*** Opening MATERIAL FOR THE TASK ***
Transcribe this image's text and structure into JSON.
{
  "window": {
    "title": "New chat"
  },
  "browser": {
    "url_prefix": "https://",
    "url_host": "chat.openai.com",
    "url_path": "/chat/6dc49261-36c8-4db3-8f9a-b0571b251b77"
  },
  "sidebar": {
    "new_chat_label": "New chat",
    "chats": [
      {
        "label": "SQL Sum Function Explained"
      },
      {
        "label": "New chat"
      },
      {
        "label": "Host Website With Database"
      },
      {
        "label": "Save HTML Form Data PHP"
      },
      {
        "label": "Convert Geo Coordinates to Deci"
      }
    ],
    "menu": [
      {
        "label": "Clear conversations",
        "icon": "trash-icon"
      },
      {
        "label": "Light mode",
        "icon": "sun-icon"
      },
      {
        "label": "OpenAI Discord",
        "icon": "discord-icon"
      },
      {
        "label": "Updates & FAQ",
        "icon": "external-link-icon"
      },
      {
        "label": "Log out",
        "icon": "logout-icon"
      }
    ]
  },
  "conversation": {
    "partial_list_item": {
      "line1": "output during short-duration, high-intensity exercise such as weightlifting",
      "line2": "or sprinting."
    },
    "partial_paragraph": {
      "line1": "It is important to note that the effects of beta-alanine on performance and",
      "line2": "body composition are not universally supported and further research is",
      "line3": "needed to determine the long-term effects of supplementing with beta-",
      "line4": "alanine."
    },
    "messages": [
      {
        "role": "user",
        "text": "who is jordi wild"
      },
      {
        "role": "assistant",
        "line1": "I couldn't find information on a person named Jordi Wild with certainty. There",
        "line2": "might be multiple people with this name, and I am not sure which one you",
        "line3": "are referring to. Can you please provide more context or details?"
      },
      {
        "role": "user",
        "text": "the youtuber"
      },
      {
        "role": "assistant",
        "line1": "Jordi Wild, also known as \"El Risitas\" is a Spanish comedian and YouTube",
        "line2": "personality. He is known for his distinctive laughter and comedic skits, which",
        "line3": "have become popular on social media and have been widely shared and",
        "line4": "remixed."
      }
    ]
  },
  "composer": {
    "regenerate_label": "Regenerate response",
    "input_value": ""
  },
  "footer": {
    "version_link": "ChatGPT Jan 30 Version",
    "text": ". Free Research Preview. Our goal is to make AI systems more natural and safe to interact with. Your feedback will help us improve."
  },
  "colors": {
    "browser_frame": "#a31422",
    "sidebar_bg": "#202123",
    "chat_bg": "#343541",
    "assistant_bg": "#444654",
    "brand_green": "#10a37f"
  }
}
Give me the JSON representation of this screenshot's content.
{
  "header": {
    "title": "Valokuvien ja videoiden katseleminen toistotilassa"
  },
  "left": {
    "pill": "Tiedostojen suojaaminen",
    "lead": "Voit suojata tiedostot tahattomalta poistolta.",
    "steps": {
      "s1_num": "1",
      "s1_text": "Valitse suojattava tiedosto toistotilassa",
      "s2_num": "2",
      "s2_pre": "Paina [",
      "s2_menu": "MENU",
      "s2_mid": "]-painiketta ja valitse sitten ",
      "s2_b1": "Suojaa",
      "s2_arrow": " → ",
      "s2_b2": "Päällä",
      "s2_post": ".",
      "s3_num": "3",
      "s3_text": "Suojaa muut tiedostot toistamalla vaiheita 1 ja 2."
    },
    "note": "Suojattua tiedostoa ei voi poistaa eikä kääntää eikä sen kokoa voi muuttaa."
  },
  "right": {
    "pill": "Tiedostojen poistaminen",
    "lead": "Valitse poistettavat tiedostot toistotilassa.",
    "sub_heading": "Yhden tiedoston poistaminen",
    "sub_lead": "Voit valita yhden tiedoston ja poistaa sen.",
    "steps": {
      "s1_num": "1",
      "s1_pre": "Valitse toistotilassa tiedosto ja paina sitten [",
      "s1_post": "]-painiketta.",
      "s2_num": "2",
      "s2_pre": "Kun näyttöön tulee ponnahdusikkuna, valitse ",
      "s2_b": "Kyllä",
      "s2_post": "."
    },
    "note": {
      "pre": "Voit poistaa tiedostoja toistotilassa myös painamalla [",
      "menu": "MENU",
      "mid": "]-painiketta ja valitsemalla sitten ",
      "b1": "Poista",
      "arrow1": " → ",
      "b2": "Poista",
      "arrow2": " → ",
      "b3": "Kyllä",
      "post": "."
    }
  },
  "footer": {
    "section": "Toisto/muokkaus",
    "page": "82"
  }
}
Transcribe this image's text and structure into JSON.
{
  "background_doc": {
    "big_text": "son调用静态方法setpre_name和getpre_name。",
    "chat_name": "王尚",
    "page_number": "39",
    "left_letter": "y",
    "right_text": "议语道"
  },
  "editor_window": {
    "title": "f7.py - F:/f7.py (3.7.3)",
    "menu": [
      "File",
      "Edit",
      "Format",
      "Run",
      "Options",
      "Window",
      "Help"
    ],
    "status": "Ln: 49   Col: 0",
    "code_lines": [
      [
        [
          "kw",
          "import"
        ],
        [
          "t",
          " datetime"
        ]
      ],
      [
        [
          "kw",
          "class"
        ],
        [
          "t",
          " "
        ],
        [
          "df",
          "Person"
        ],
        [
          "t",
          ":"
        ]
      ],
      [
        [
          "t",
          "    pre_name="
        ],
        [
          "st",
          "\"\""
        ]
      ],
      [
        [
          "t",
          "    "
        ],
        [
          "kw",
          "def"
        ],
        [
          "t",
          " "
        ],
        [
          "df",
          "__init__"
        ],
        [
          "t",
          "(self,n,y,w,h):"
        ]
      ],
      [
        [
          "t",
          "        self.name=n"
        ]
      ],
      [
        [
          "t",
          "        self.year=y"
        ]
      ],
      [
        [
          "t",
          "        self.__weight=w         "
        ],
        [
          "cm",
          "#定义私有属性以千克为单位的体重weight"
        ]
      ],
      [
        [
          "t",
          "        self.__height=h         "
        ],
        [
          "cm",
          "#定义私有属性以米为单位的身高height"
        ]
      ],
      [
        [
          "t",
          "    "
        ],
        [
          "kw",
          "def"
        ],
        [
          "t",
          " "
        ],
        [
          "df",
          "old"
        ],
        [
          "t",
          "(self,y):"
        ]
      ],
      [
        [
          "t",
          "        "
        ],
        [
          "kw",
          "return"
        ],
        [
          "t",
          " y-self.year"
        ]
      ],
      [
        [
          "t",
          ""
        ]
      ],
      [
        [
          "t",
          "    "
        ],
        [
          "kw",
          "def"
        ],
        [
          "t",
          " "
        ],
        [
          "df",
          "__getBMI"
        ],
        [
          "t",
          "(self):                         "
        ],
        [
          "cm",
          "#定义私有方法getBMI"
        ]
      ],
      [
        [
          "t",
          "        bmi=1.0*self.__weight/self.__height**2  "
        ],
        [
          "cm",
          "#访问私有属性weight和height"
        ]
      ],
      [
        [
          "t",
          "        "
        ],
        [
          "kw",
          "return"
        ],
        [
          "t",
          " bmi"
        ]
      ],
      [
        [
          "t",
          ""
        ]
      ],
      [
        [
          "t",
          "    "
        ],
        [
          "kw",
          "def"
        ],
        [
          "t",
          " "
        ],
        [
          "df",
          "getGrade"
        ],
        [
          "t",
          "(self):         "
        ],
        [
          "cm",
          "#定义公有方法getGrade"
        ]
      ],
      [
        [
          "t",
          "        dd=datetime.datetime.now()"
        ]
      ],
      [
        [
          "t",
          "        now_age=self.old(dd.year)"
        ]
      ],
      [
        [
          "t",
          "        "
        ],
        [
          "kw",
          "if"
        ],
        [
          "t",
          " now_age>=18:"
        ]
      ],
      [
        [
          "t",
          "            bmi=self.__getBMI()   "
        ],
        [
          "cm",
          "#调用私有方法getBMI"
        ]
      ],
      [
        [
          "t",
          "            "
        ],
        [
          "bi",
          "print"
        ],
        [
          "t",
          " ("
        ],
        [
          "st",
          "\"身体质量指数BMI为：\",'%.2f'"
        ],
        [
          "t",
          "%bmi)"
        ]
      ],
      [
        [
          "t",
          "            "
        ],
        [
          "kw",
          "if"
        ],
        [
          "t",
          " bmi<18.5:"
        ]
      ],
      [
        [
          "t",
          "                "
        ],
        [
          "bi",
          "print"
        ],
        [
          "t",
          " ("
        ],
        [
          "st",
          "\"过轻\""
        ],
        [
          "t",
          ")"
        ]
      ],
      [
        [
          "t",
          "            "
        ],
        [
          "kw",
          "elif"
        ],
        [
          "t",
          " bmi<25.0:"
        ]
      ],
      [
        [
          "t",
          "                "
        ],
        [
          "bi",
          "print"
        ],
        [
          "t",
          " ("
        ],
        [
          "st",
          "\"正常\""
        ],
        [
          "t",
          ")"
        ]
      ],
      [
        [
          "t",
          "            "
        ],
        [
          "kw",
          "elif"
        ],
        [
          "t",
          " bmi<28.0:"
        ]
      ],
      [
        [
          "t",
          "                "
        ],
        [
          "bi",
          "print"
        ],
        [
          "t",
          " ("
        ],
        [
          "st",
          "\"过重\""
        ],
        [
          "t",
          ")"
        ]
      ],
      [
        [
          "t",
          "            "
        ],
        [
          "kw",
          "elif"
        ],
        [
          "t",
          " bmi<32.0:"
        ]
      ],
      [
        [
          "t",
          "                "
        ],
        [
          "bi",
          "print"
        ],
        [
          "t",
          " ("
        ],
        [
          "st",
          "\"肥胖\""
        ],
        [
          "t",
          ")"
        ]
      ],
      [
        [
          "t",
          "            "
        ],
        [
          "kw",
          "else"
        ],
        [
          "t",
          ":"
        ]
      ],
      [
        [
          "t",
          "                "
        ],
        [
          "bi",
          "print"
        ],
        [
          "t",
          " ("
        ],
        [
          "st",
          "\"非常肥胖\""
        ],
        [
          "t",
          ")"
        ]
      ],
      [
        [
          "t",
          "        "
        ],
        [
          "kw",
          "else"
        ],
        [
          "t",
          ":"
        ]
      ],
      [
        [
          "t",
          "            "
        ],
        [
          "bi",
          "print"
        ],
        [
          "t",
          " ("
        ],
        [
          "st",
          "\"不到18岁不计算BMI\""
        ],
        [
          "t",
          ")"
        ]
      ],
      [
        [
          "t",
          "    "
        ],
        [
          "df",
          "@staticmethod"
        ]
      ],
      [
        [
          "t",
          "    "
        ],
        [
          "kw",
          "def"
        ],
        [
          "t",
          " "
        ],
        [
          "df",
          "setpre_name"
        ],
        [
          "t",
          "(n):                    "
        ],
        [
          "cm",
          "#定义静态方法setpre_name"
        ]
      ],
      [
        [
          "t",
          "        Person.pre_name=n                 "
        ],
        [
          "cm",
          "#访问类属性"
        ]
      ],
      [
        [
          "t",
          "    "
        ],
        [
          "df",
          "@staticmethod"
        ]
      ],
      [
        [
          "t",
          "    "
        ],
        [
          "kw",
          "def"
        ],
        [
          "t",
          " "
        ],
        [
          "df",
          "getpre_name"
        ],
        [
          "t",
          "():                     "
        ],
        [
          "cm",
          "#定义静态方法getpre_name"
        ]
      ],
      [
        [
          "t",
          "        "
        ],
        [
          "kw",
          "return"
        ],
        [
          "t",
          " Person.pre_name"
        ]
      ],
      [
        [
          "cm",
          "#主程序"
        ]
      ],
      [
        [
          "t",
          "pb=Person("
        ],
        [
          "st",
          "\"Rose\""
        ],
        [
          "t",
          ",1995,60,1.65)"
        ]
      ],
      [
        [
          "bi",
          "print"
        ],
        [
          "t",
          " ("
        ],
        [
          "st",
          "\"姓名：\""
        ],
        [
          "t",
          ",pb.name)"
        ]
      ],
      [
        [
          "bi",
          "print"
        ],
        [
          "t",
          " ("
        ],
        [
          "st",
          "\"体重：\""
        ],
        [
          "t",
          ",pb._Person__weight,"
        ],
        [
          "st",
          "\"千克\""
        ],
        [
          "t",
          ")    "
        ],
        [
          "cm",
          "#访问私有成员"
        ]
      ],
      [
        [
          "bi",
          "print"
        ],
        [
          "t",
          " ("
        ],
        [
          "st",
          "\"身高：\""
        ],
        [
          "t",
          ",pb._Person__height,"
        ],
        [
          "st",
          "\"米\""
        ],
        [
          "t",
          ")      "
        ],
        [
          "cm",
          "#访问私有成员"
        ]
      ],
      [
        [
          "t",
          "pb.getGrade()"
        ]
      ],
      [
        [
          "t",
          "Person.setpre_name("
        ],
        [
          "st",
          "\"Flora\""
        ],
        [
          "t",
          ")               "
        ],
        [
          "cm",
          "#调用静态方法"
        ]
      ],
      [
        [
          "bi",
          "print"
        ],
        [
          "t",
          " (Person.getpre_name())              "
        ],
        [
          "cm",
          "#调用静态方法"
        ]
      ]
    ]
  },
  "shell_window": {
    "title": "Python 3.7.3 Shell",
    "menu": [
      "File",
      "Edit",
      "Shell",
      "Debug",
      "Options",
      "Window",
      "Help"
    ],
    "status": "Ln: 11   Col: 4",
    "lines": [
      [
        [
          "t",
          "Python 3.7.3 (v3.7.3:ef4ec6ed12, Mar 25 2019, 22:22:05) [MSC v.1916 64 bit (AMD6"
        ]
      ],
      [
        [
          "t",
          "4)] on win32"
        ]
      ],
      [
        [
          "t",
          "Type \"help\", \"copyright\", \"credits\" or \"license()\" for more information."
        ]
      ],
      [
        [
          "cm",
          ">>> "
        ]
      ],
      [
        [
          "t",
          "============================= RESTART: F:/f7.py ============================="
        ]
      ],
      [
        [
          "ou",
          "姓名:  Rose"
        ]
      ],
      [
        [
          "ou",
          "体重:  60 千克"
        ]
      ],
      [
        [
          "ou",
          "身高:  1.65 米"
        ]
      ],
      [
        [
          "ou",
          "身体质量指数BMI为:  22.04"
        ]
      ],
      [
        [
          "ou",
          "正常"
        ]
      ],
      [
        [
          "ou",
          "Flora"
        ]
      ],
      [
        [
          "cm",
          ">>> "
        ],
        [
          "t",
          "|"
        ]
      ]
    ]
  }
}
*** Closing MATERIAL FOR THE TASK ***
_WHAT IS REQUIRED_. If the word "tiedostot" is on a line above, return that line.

_RESPONSE_.
    "lead": "Voit suojata tiedostot tahattomalta poistolta.",
      "s3_text": "Suojaa muut tiedostot toistamalla vaiheita 1 ja 2."
    "lead": "Valitse poistettavat tiedostot toistotilassa.",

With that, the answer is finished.